Because I'm always trying new places, I sometimes lose track of old favorites. Such is the case with Ali Baba, the small (but well-stocked) halal grocery and restaurant on University. I remembered Ali Baba as being good, solid Middle Eastern food — not the greatest in town, but certainly not the worst, with service that was passable. Going back into the place after a year or so away has made me rethink my position on the place, as their menu has expanded, the cooking has gotten even better, and the service was warm and friendly despite a high volume of foot traffic.
Because it had been so long since my last visit, I went for the Half and Half, a massive plate piled with chicken shawarma, tzatziki-topped beef and lamb gyros, a green salad, and a pile of delightful marinated onions. The shaved beef/lamb mixture was far juicer than I recalled, and the rich, strong taste of the meat was complemented well by the tangy tzatziki. The shawarma was subtly flavored, and I noticed that the Ali Baba crew had skewered a whole orange on top of the rotating chicken, and inspired move that gave every bite a slight citrus sweetness that I found very compelling. Of particular note are both the yogurt that Ali Baba is using, which seemed to my taste to be fresh and homemade, and the pita bread, which is unlike any pita in town. This bread is thin and soft, and while it's a little tougher than other pita I've had, the beauty of this bread is that it wraps around the food almost like a tortilla, holding all those succulent ingredients in without ruining the bread-to-meat ratio.

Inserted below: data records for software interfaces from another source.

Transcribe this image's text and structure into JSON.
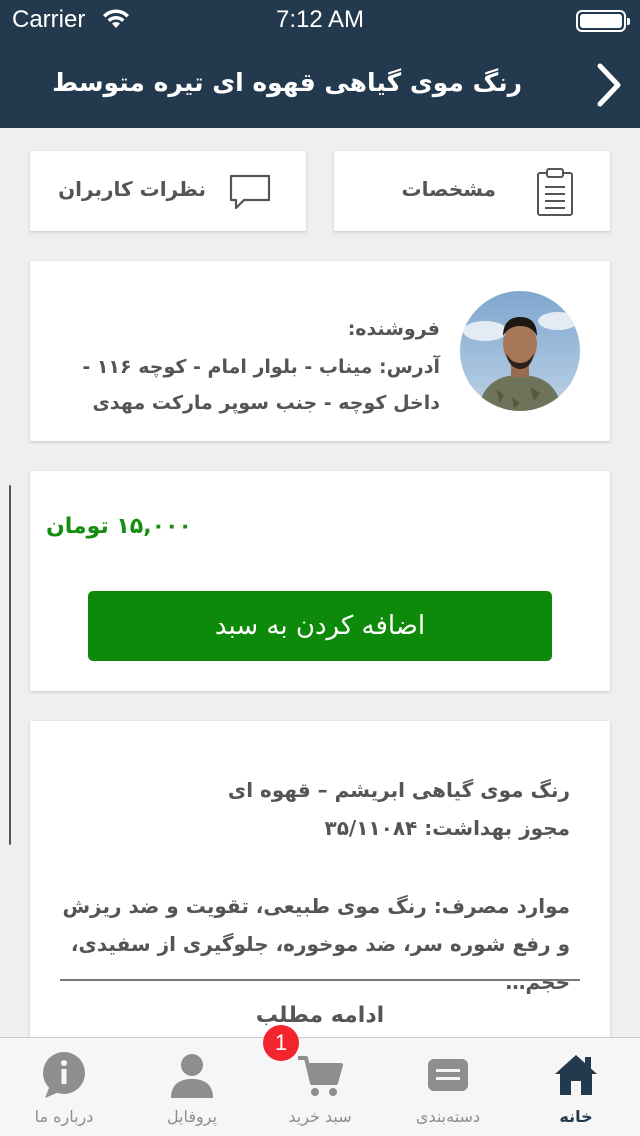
{
  "status_bar": {
    "carrier": "Carrier",
    "time": "7:12 AM"
  },
  "nav": {
    "title": "رنگ موی گیاهی قهوه ای تیره متوسط",
    "back_icon": "chevron-right-icon"
  },
  "tabs": {
    "specs": {
      "label": "مشخصات",
      "icon": "clipboard-icon"
    },
    "reviews": {
      "label": "نظرات کاربران",
      "icon": "comment-icon"
    }
  },
  "seller": {
    "label": "فروشنده:",
    "address": "آدرس: میناب - بلوار امام - کوچه ۱۱۶ - داخل کوچه - جنب سوپر مارکت مهدی"
  },
  "product": {
    "price": "۱۵,۰۰۰ تومان",
    "add_to_cart": "اضافه کردن به سبد"
  },
  "description": {
    "line1": "رنگ موی گیاهی ابریشم – قهوه ای",
    "line2": "مجوز بهداشت: ۳۵/۱۱۰۸۴",
    "line3": "موارد مصرف: رنگ موی طبیعی، تقویت و ضد ریزش و رفع شوره سر، ضد موخوره، جلوگیری از سفیدی، حجم…",
    "read_more": "ادامه مطلب"
  },
  "tab_bar": {
    "items": [
      {
        "label": "خانه",
        "icon": "home-icon",
        "active": true
      },
      {
        "label": "دسته‌بندی",
        "icon": "category-icon",
        "active": false
      },
      {
        "label": "سبد خرید",
        "icon": "cart-icon",
        "active": false,
        "badge": "1"
      },
      {
        "label": "پروفایل",
        "icon": "user-icon",
        "active": false
      },
      {
        "label": "درباره ما",
        "icon": "info-icon",
        "active": false
      }
    ]
  },
  "colors": {
    "header": "#23394d",
    "price": "#158d0f",
    "button": "#0d8a0a",
    "badge": "#f2252f",
    "active_tab": "#23394d",
    "inactive_tab": "#8e8e8e"
  }
}
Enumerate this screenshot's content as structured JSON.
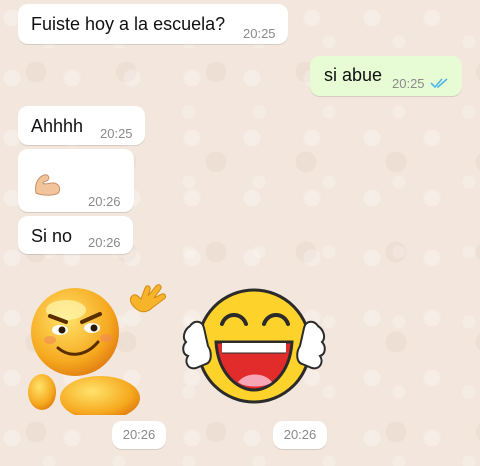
{
  "chat": {
    "messages": [
      {
        "direction": "incoming",
        "text": "Fuiste hoy a la escuela?",
        "time": "20:25"
      },
      {
        "direction": "outgoing",
        "text": "si abue",
        "time": "20:25",
        "status": "read"
      },
      {
        "direction": "incoming",
        "text": "Ahhhh",
        "time": "20:25"
      },
      {
        "direction": "incoming",
        "emoji": "flexed-biceps-icon",
        "time": "20:26"
      },
      {
        "direction": "incoming",
        "text": "Si no",
        "time": "20:26"
      }
    ],
    "stickers": [
      {
        "name": "smirking-emoji-sticker",
        "time": "20:26"
      },
      {
        "name": "laughing-emoji-sticker",
        "time": "20:26"
      }
    ]
  },
  "colors": {
    "incoming_bubble": "#ffffff",
    "outgoing_bubble": "#e7fbd5",
    "read_ticks": "#4fb6ec",
    "wallpaper": "#f3e7dd"
  }
}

Ali Baba has all the side dishes you'd expect from a Middle Eastern restaurant: hummus, baba ghanouj, briyani rice — but it's the falafel that should not be missed. While small, these three-for-a-dollar treats are loaded with flavor and fried to golden-brown perfection, which my dining companion referred to as "perfect little flavorful hushpuppies." In addition to the standards, Ali Baba also boasts items like the Liver Kabab that have me dying to go back for more. Portions are massive, and the menu is so friendly to mixing and matching that a hungry person might have trouble deciding how to build the perfect meal. In addition, people wanting to cook at home should feel right at home in the grocery section, where fresh meat, spices, noodles, and different kinds of rice await the curious or professional cook.
Ali Baba isn't exactly a secret in Little Rock, but I tend to forget it sometimes, tucked away across from UALR behind a Subway. I'm always excited to find that a restaurant I haven't visited in some time has not only maintained their quality, but actually gotten better — and Ali Baba has certainly done that.